It happens all the damn during divorce time and you’re probably not even aware of it.
Or you are aware of it, but you just accepted it as a way of life.
The boss just *assumes* you’re going to work late…even though you already made plans.
Your ex texts you, saying how sad he is, although you asked him to quit contacting you after the divorce.
A college-age daughter hangs up on you when she gets a call from a friend.
At this point in your life, after your divorce and as you work to move on, you probably just shrugged it off, accepting the fact that people are going to walk all over you, treat you like a doormat, and there’s nothing you can do about it.
And that the time for being a doormat ends now.
You are NOT a doormat. Period.
So, if you’re tired of being treated like a doormat after divorce, I’m going to show you how to easily stand up for yourself and show people how to treat you with the respect you deserve.
First, we gotta talk about some ugly truths. They’re hard to read, but you need to know them.
Ugly Truth #1. We are conditioned to be “nice” and to not make a scene.
Many times in childhood, adolescence, and adulthood that you were taught to play nice, to be “well-behaved, and to not make a big deal out of something, society was conditioning you to be okay with being silent. You were being conditioned, little by little, to accept the fact that people could walk all over you and take advantage of you. And you were conditioned to think it was socially unacceptable or “bad” to voice your opinion that something was wrong, or if you didn’t like something.
Being “nice” and being “the good girl” meant that your voice disappeared.
Infuriating, isn’t it?
Ugly Truth #2. Nobody taught us to establish strong boundaries.
A result of being raised to be “nice” and not make a scene meant that plenty of people—whether it was your ex, your family, your kids, your friends, your coworkers–probably asked too much of you, intruded in personal business, or took advantage of you. And since you lacked the tools to say, “No,” or “I’m not comfortable with that decision,” you did not establish strong boundaries for yourself, even before the divorce. It was like the concept never even existed.
Healthy boundaries is a critical skill to establishing your confidence…but many of us did not learn that we had the right to boundaries and to say “no.”
Ugly Truth #3. Society said that our needs didn’t matter.
At the risk of letting my feminist rage boil over here (too late!!), I think a lot of us have felt this insidious pressure to be the perfect wife and the perfect mother. Even as early as elementary school, I remember teachers saying, “Well, you’re certainly a headstrong little girl, aren’t you? None of the boys will like you if you’re so stubborn and loud.”

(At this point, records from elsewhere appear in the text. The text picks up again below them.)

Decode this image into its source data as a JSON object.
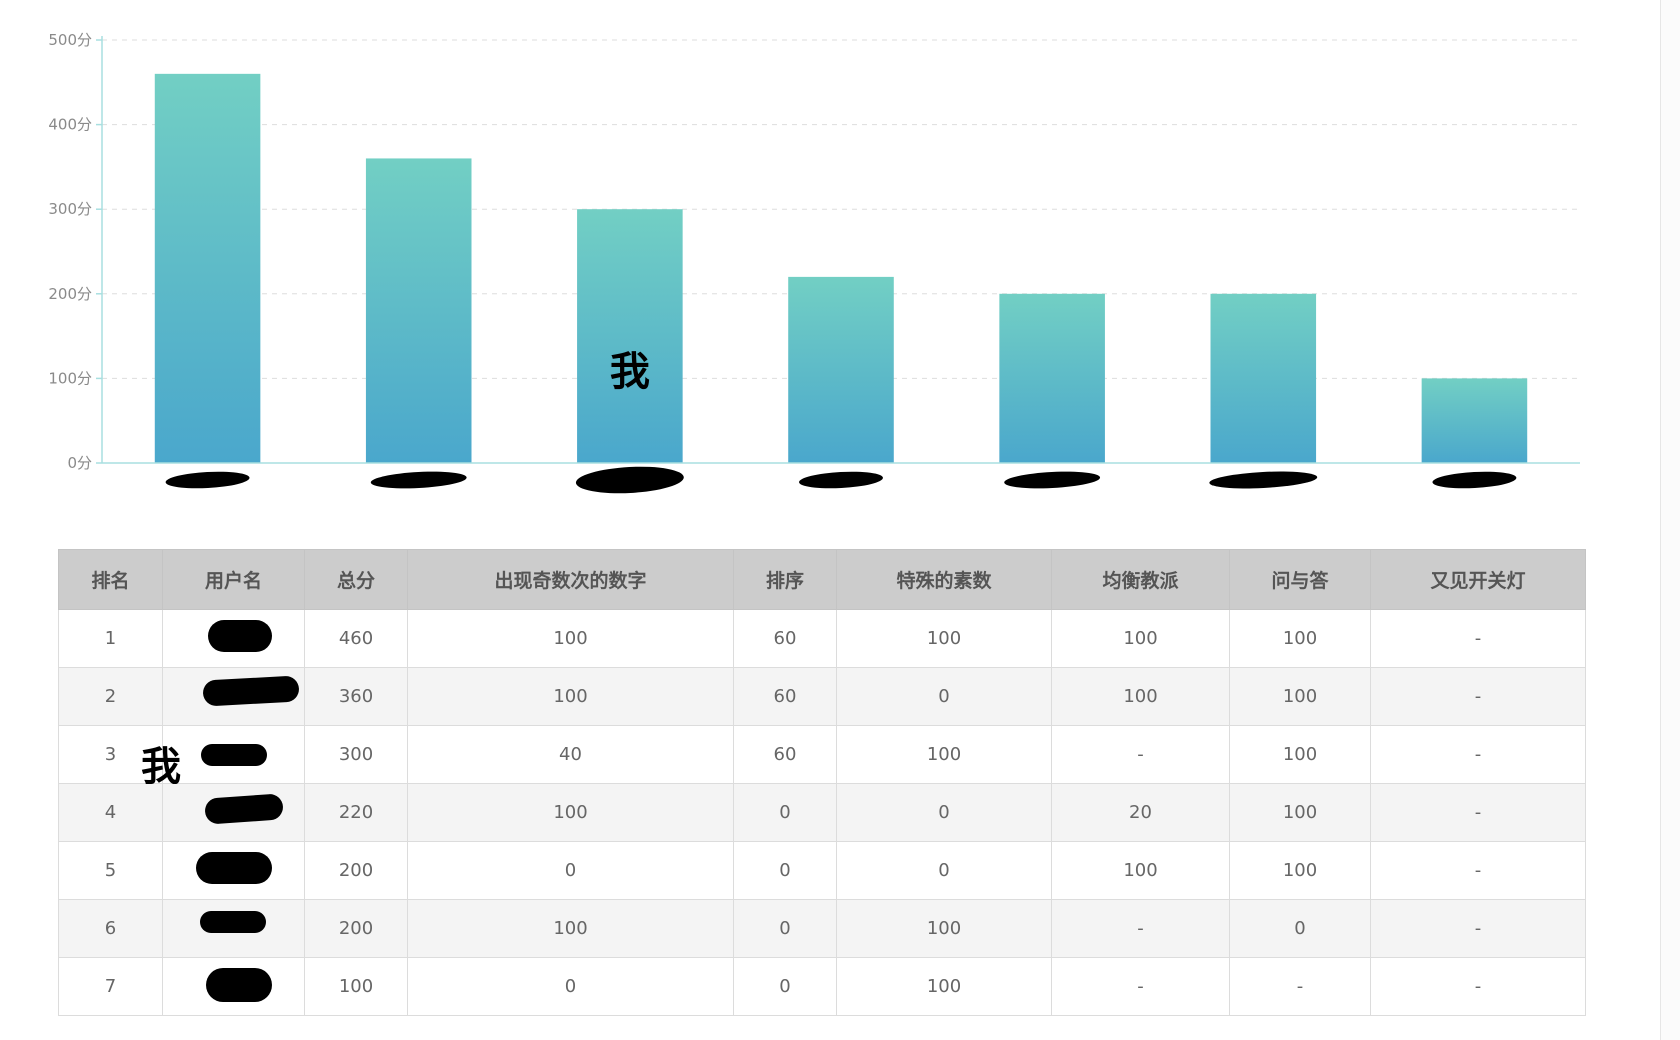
{
  "chart_data": {
    "type": "bar",
    "categories": [
      "",
      "",
      "",
      "",
      "",
      "",
      ""
    ],
    "values": [
      460,
      360,
      300,
      220,
      200,
      200,
      100
    ],
    "y_ticks": [
      "0分",
      "100分",
      "200分",
      "300分",
      "400分",
      "500分"
    ],
    "ylim": [
      0,
      500
    ],
    "grid": true,
    "annotation": "我",
    "annotation_index": 2,
    "colors": {
      "bar_top": "#72cfc4",
      "bar_bottom": "#4aa7cc",
      "axis": "#a8dfe0",
      "grid": "#dddddd"
    }
  },
  "table": {
    "headers": [
      "排名",
      "用户名",
      "总分",
      "出现奇数次的数字",
      "排序",
      "特殊的素数",
      "均衡教派",
      "问与答",
      "又见开关灯"
    ],
    "rows": [
      [
        "1",
        "",
        "460",
        "100",
        "60",
        "100",
        "100",
        "100",
        "-"
      ],
      [
        "2",
        "",
        "360",
        "100",
        "60",
        "0",
        "100",
        "100",
        "-"
      ],
      [
        "3",
        "",
        "300",
        "40",
        "60",
        "100",
        "-",
        "100",
        "-"
      ],
      [
        "4",
        "",
        "220",
        "100",
        "0",
        "0",
        "20",
        "100",
        "-"
      ],
      [
        "5",
        "",
        "200",
        "0",
        "0",
        "0",
        "100",
        "100",
        "-"
      ],
      [
        "6",
        "",
        "200",
        "100",
        "0",
        "100",
        "-",
        "0",
        "-"
      ],
      [
        "7",
        "",
        "100",
        "0",
        "0",
        "100",
        "-",
        "-",
        "-"
      ]
    ],
    "me_mark": "我"
  }
}
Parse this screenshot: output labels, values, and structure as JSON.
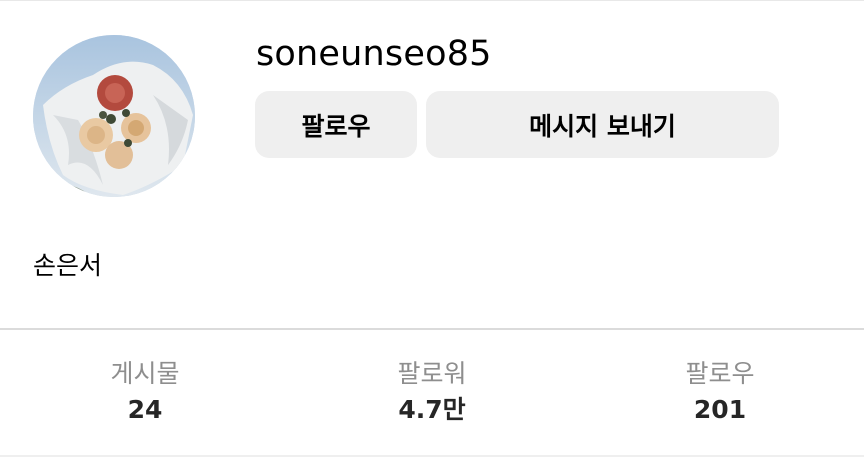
{
  "profile": {
    "username": "soneunseo85",
    "full_name": "손은서",
    "avatar_description": "profile-photo"
  },
  "actions": {
    "follow_label": "팔로우",
    "message_label": "메시지 보내기"
  },
  "stats": [
    {
      "label": "게시물",
      "value": "24"
    },
    {
      "label": "팔로워",
      "value": "4.7만"
    },
    {
      "label": "팔로우",
      "value": "201"
    }
  ],
  "colors": {
    "button_bg": "#efefef",
    "stat_label": "#8e8e8e",
    "divider": "#dbdbdb"
  }
}
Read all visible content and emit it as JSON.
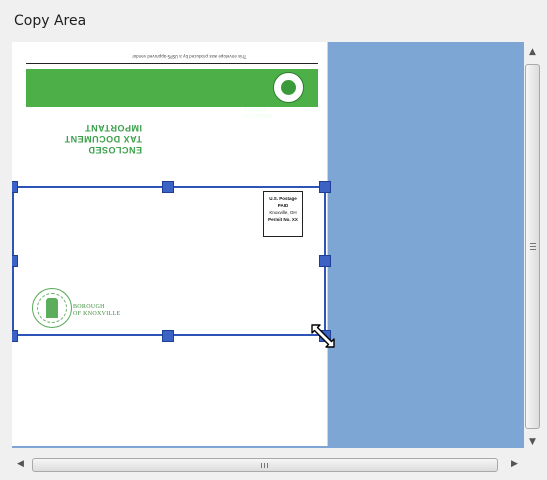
{
  "panel": {
    "title": "Copy Area"
  },
  "document": {
    "strip_text": "This envelope was produced by a USPS-approved vendor",
    "green_bar_text": "BOROUGH OF KNOXVILLE",
    "notice_lines": [
      "IMPORTANT",
      "TAX DOCUMENT",
      "ENCLOSED"
    ],
    "stamp": {
      "line1": "U.S. Postage",
      "line2": "PAID",
      "line3": "Knoxville, OH",
      "line4": "Permit No. XX"
    },
    "borough_line1": "BOROUGH",
    "borough_line2": "OF KNOXVILLE"
  },
  "colors": {
    "canvas_bg": "#7ea6d4",
    "selection": "#2e54b8",
    "green": "#4caf47"
  },
  "icons": {
    "vscroll_up": "triangle-up",
    "vscroll_down": "triangle-down",
    "hscroll_left": "triangle-left",
    "hscroll_right": "triangle-right",
    "resize_cursor": "diagonal-resize-arrow"
  }
}
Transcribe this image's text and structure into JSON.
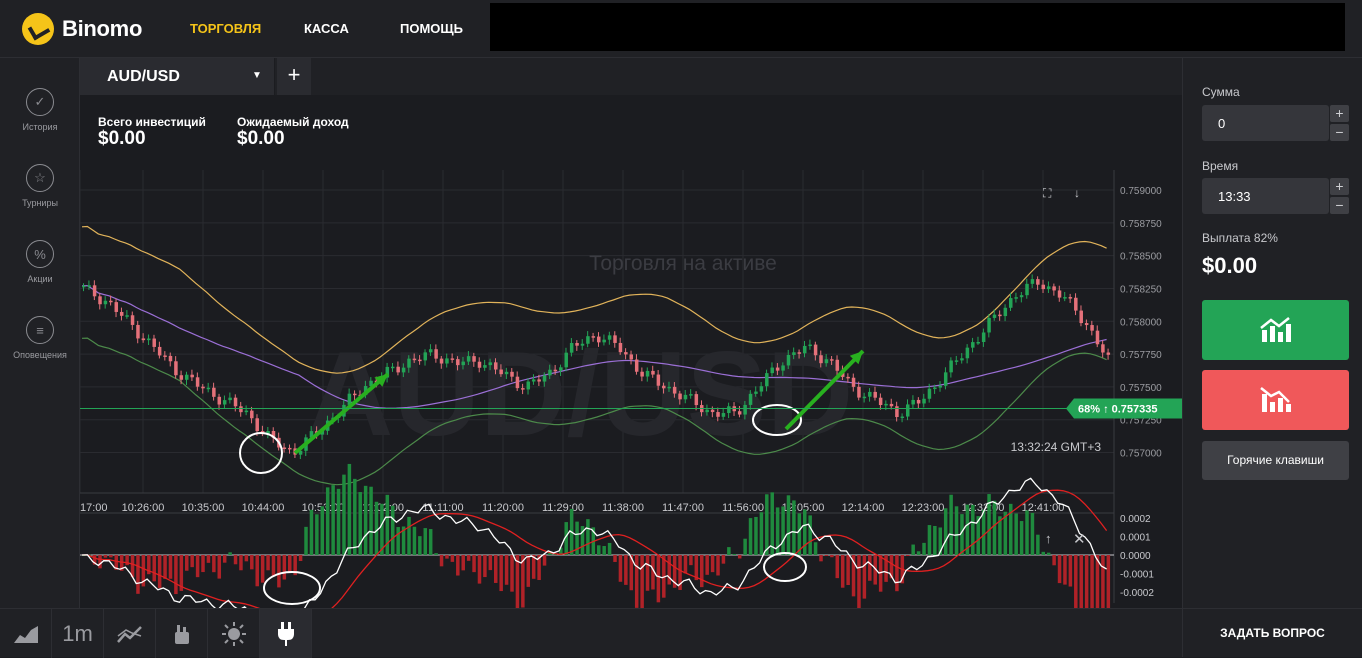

This probably happened to you as well—whenever you voiced that something wasn’t fair, or if you got angry that you didn’t get what you wanted. But that constant failure to acknowledge the things you wanted, even when you were little, conditioned you to think that what you wanted—even what you needed–was never a priority. Which is why so many of us have a hard time advocated for ourselves. And then we blame ourselves for not knowing how to do it.
It usually takes some life-shattering event like a divorce to wake us up.
But think of that divorce as a blessing in disguise, because now you’re presented with an opportunity to find your voice, and reverse course on the disrespect.
I want you to take everything you know about “not making a scene” and “being nice so that people don’t think you’re a bitch…” and throw in in the trash. Because your newest challenge is here.
Take the “Not a Doormat” Challenge
The next time you sense like someone is about to walk all over you, do the following:
Ask yourself: Is doing this thing something I’m comfortable with? Is it something that inconveniences me?
Ask yourself: What’s in it for me?
If there’s nothing in it for you, don’t do it.
Remind yourself that your needs matter, too.
Communicate your boundaries.
Communicate your expectations moving forward.